[Records from a collection]
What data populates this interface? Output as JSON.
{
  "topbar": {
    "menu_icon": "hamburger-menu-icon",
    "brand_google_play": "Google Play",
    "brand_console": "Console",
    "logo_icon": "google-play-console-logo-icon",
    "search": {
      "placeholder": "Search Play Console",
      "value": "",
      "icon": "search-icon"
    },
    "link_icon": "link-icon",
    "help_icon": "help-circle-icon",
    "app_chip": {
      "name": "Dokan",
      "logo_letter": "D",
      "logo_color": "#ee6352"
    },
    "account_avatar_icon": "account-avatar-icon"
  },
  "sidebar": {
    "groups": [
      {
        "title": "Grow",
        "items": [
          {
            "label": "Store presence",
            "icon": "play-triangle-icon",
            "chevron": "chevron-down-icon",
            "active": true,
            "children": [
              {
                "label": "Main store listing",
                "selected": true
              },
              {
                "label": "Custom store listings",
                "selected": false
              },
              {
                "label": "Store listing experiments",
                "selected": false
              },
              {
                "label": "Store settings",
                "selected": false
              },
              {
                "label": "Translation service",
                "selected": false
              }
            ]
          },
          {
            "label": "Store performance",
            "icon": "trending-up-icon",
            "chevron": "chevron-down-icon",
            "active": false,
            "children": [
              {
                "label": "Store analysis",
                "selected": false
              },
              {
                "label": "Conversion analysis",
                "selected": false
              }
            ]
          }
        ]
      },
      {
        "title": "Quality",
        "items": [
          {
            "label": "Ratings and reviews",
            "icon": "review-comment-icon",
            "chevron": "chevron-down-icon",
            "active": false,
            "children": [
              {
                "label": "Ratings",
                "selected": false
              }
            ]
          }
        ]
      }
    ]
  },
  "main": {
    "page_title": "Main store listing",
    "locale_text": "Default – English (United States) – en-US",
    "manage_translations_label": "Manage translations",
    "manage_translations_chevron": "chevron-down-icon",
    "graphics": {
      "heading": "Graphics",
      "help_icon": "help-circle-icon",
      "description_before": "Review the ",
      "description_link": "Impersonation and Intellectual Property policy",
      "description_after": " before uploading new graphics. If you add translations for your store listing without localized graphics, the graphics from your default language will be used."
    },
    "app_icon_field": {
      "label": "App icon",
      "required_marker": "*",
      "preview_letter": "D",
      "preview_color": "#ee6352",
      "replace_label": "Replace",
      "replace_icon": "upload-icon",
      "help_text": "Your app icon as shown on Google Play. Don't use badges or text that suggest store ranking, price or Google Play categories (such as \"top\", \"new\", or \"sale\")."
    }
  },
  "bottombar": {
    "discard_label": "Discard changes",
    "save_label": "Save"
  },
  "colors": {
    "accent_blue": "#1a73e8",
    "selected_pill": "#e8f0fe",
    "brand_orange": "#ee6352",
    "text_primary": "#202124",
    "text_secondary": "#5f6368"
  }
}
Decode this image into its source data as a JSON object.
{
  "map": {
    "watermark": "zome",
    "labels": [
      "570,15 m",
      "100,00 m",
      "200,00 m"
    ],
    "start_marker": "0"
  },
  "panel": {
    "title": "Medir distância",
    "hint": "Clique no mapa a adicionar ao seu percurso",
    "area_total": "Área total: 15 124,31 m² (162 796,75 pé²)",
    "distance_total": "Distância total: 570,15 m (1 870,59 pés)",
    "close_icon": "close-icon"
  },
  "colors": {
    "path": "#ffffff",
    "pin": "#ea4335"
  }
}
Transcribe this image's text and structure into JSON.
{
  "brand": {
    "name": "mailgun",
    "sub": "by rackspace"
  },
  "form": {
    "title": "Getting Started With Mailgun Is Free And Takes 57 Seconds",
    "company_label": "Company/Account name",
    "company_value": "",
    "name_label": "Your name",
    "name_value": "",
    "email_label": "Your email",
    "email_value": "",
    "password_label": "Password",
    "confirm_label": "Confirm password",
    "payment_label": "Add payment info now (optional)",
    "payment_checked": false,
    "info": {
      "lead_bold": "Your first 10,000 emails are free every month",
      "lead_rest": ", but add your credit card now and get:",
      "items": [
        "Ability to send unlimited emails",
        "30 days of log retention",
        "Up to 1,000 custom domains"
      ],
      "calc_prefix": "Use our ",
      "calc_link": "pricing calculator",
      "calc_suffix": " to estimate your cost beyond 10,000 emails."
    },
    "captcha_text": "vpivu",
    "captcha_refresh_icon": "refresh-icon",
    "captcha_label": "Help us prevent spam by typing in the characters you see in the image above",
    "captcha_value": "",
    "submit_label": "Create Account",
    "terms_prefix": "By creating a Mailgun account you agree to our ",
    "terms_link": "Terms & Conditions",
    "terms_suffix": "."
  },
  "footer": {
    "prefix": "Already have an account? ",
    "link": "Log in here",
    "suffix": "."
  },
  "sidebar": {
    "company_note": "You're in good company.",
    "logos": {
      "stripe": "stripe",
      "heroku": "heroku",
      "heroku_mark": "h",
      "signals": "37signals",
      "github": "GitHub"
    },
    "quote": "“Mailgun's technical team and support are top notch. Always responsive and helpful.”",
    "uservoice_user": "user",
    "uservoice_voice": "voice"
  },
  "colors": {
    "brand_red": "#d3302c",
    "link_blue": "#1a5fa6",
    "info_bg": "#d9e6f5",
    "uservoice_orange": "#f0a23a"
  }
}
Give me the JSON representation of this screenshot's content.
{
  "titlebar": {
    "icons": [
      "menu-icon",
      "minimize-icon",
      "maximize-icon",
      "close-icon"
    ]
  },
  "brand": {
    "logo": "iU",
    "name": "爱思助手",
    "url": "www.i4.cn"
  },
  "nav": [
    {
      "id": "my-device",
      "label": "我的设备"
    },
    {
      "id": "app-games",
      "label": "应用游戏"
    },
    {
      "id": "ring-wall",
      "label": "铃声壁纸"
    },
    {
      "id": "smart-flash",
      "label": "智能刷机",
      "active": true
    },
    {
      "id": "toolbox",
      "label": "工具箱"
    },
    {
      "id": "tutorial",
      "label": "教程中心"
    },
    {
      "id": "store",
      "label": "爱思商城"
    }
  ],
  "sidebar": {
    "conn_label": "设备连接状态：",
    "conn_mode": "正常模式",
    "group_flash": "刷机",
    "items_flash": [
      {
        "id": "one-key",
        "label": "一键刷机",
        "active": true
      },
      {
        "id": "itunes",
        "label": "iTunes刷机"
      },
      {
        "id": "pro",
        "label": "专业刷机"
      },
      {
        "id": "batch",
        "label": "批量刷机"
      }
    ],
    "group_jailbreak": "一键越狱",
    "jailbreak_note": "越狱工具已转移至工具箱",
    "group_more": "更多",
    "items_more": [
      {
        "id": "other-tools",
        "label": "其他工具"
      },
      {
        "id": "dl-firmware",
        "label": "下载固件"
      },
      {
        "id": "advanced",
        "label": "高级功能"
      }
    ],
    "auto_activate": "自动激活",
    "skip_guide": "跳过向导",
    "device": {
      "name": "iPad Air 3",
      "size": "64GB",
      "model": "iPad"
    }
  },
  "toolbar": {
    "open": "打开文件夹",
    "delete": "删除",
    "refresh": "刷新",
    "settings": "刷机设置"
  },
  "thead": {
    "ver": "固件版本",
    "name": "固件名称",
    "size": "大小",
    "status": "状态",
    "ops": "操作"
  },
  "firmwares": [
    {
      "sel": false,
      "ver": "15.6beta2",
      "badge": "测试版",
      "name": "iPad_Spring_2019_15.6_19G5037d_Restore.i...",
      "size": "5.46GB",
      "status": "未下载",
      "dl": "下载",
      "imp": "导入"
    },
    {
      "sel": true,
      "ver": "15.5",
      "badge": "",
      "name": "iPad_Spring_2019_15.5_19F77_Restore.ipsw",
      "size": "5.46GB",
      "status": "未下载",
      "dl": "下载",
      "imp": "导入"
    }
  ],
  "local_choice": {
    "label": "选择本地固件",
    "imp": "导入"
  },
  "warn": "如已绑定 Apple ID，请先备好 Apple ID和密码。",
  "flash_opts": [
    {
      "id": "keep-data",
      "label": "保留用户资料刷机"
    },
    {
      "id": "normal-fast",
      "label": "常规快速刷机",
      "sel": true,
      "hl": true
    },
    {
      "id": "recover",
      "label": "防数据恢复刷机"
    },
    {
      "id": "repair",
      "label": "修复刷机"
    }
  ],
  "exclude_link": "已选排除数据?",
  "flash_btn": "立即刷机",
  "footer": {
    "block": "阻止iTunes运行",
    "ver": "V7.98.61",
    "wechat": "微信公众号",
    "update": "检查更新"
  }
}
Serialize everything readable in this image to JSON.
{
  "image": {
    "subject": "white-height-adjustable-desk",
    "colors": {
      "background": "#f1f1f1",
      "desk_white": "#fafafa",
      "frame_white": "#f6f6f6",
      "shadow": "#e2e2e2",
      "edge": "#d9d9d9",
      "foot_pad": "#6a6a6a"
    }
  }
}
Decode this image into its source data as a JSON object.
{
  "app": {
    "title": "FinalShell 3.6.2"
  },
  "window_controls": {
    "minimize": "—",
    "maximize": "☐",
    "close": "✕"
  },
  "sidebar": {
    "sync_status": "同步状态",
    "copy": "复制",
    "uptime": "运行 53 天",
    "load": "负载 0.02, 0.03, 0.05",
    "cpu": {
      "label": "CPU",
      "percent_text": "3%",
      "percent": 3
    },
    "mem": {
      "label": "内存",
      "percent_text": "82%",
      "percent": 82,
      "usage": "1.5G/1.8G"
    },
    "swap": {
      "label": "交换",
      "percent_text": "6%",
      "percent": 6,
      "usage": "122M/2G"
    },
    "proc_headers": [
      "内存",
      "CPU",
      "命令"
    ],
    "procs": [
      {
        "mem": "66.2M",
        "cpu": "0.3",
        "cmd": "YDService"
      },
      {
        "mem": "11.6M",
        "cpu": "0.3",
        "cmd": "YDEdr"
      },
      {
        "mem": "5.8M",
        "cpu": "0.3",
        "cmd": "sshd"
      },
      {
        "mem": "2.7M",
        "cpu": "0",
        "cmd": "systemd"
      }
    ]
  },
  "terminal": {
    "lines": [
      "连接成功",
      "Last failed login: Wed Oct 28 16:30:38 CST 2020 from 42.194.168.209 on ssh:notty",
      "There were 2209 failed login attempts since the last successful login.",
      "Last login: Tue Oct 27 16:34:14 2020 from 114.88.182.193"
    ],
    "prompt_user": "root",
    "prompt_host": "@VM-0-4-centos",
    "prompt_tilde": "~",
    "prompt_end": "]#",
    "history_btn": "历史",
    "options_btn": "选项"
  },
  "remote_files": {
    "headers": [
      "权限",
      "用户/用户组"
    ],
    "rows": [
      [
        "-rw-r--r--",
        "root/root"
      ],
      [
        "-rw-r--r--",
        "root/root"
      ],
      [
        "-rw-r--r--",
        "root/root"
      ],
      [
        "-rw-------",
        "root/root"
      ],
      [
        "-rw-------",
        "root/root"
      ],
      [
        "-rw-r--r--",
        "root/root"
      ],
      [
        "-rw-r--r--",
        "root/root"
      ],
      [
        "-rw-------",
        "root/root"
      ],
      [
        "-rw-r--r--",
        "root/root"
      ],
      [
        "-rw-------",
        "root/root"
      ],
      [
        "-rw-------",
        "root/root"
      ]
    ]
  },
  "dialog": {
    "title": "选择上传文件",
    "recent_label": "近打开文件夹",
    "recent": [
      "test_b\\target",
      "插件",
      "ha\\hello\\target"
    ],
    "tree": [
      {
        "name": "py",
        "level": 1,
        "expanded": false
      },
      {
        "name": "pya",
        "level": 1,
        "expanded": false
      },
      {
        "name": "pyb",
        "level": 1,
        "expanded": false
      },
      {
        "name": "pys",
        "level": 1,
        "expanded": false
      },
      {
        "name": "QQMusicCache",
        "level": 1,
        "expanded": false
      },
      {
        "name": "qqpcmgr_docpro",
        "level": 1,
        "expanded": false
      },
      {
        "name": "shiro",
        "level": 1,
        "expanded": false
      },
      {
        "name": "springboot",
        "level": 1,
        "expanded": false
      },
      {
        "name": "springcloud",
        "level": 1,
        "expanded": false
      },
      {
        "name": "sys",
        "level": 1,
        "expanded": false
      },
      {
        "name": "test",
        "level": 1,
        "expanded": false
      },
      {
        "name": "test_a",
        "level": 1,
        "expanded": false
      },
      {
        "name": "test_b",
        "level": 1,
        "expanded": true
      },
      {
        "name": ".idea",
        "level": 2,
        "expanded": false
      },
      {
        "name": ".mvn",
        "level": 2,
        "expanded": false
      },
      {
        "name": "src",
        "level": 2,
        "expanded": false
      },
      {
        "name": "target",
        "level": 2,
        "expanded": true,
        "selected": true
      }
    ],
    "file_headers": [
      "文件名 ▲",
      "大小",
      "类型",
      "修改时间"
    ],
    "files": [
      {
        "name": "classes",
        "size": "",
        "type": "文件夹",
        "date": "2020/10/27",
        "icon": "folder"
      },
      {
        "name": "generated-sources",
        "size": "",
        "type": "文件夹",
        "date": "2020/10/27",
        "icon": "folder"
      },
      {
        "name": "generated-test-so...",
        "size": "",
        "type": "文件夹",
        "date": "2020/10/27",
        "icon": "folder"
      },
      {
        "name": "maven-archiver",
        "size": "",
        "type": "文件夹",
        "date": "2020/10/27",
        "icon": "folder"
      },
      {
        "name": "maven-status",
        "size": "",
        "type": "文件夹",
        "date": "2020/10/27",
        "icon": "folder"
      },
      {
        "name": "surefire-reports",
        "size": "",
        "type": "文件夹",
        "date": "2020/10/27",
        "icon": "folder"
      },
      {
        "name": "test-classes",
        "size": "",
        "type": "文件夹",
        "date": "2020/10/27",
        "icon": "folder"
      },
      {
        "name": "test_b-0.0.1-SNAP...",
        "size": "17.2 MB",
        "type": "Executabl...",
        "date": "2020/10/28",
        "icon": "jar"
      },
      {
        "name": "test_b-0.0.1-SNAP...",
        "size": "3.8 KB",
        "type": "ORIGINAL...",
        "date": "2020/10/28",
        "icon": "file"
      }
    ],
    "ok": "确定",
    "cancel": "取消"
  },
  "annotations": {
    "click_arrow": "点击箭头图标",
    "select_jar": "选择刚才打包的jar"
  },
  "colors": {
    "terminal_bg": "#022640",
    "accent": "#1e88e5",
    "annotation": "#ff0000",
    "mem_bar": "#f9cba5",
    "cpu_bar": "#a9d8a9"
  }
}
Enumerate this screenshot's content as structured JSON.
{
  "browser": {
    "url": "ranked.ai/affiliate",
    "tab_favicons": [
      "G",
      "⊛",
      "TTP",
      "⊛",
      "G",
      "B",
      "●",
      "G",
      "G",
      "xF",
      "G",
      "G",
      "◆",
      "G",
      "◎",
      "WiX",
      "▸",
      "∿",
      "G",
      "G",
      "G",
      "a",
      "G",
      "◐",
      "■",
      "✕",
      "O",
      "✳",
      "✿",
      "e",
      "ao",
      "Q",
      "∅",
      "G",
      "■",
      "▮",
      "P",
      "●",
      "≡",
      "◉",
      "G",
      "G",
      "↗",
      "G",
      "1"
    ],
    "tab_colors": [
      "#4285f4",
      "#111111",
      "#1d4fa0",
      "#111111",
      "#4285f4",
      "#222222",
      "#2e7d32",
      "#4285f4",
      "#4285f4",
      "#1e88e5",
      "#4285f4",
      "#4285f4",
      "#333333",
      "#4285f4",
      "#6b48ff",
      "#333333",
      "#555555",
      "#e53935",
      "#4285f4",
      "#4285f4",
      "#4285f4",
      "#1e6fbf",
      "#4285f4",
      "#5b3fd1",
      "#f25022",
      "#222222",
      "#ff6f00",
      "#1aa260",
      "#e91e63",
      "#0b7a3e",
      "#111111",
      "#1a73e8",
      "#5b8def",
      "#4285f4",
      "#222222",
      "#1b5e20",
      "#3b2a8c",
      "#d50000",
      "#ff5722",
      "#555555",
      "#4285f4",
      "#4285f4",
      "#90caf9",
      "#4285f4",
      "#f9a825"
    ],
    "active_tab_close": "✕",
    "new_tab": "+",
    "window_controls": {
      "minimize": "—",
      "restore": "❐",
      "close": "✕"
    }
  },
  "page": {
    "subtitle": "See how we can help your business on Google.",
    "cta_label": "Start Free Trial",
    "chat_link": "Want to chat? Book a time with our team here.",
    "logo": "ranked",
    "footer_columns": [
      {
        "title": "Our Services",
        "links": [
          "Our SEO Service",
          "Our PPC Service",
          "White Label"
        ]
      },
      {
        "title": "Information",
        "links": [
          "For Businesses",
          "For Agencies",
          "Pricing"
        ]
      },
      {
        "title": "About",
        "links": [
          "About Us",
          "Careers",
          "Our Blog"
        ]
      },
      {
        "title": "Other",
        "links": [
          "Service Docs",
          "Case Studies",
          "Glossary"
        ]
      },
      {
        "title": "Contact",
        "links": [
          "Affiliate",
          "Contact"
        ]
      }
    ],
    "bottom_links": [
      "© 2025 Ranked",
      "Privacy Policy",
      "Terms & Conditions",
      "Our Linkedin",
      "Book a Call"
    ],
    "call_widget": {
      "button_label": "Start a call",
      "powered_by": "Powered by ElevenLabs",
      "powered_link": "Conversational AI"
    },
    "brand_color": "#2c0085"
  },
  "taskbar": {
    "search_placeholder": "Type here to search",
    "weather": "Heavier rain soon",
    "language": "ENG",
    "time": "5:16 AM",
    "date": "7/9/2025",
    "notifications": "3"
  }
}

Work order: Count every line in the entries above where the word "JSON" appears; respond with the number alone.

Problem solution: 7